» **Data excerpts**
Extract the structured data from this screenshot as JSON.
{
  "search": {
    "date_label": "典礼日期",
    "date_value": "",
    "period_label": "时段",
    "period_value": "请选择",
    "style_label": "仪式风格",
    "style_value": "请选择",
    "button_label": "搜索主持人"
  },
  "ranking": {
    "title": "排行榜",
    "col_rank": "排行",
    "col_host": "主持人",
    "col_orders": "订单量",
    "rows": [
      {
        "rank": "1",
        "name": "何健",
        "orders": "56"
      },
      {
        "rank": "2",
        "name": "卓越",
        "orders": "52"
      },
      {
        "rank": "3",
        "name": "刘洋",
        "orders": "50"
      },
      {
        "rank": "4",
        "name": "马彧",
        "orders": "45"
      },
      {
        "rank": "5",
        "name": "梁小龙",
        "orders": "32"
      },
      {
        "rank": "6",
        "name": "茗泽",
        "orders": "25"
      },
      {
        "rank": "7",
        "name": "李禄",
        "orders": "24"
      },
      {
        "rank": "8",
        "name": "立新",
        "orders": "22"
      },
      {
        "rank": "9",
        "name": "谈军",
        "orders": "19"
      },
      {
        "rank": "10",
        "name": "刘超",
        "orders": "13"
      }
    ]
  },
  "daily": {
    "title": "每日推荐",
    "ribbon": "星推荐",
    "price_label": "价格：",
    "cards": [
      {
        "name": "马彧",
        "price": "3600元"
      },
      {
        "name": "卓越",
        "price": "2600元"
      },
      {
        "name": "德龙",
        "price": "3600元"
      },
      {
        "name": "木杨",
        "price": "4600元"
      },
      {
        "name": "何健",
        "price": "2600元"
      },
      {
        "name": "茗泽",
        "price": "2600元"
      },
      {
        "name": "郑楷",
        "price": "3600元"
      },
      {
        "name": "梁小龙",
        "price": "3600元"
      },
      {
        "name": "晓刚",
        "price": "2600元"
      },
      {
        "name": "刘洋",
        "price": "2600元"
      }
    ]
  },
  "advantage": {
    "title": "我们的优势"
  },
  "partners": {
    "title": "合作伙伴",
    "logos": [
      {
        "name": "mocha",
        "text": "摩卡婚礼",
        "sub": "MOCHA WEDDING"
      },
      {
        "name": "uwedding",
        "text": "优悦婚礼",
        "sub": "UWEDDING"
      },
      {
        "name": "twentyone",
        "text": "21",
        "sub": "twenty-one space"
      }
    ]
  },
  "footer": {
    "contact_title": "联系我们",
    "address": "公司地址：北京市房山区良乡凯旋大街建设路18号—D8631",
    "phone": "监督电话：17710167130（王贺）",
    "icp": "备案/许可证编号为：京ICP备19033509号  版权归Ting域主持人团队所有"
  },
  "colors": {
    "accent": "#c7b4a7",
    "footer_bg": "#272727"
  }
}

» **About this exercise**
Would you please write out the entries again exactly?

» **Written answer**
Extract the structured data from this screenshot as JSON.
{
  "search": {
    "date_label": "典礼日期",
    "date_value": "",
    "period_label": "时段",
    "period_value": "请选择",
    "style_label": "仪式风格",
    "style_value": "请选择",
    "button_label": "搜索主持人"
  },
  "ranking": {
    "title": "排行榜",
    "col_rank": "排行",
    "col_host": "主持人",
    "col_orders": "订单量",
    "rows": [
      {
        "rank": "1",
        "name": "何健",
        "orders": "56"
      },
      {
        "rank": "2",
        "name": "卓越",
        "orders": "52"
      },
      {
        "rank": "3",
        "name": "刘洋",
        "orders": "50"
      },
      {
        "rank": "4",
        "name": "马彧",
        "orders": "45"
      },
      {
        "rank": "5",
        "name": "梁小龙",
        "orders": "32"
      },
      {
        "rank": "6",
        "name": "茗泽",
        "orders": "25"
      },
      {
        "rank": "7",
        "name": "李禄",
        "orders": "24"
      },
      {
        "rank": "8",
        "name": "立新",
        "orders": "22"
      },
      {
        "rank": "9",
        "name": "谈军",
        "orders": "19"
      },
      {
        "rank": "10",
        "name": "刘超",
        "orders": "13"
      }
    ]
  },
  "daily": {
    "title": "每日推荐",
    "ribbon": "星推荐",
    "price_label": "价格：",
    "cards": [
      {
        "name": "马彧",
        "price": "3600元"
      },
      {
        "name": "卓越",
        "price": "2600元"
      },
      {
        "name": "德龙",
        "price": "3600元"
      },
      {
        "name": "木杨",
        "price": "4600元"
      },
      {
        "name": "何健",
        "price": "2600元"
      },
      {
        "name": "茗泽",
        "price": "2600元"
      },
      {
        "name": "郑楷",
        "price": "3600元"
      },
      {
        "name": "梁小龙",
        "price": "3600元"
      },
      {
        "name": "晓刚",
        "price": "2600元"
      },
      {
        "name": "刘洋",
        "price": "2600元"
      }
    ]
  },
  "advantage": {
    "title": "我们的优势"
  },
  "partners": {
    "title": "合作伙伴",
    "logos": [
      {
        "name": "mocha",
        "text": "摩卡婚礼",
        "sub": "MOCHA WEDDING"
      },
      {
        "name": "uwedding",
        "text": "优悦婚礼",
        "sub": "UWEDDING"
      },
      {
        "name": "twentyone",
        "text": "21",
        "sub": "twenty-one space"
      }
    ]
  },
  "footer": {
    "contact_title": "联系我们",
    "address": "公司地址：北京市房山区良乡凯旋大街建设路18号—D8631",
    "phone": "监督电话：17710167130（王贺）",
    "icp": "备案/许可证编号为：京ICP备19033509号  版权归Ting域主持人团队所有"
  },
  "colors": {
    "accent": "#c7b4a7",
    "footer_bg": "#272727"
  }
}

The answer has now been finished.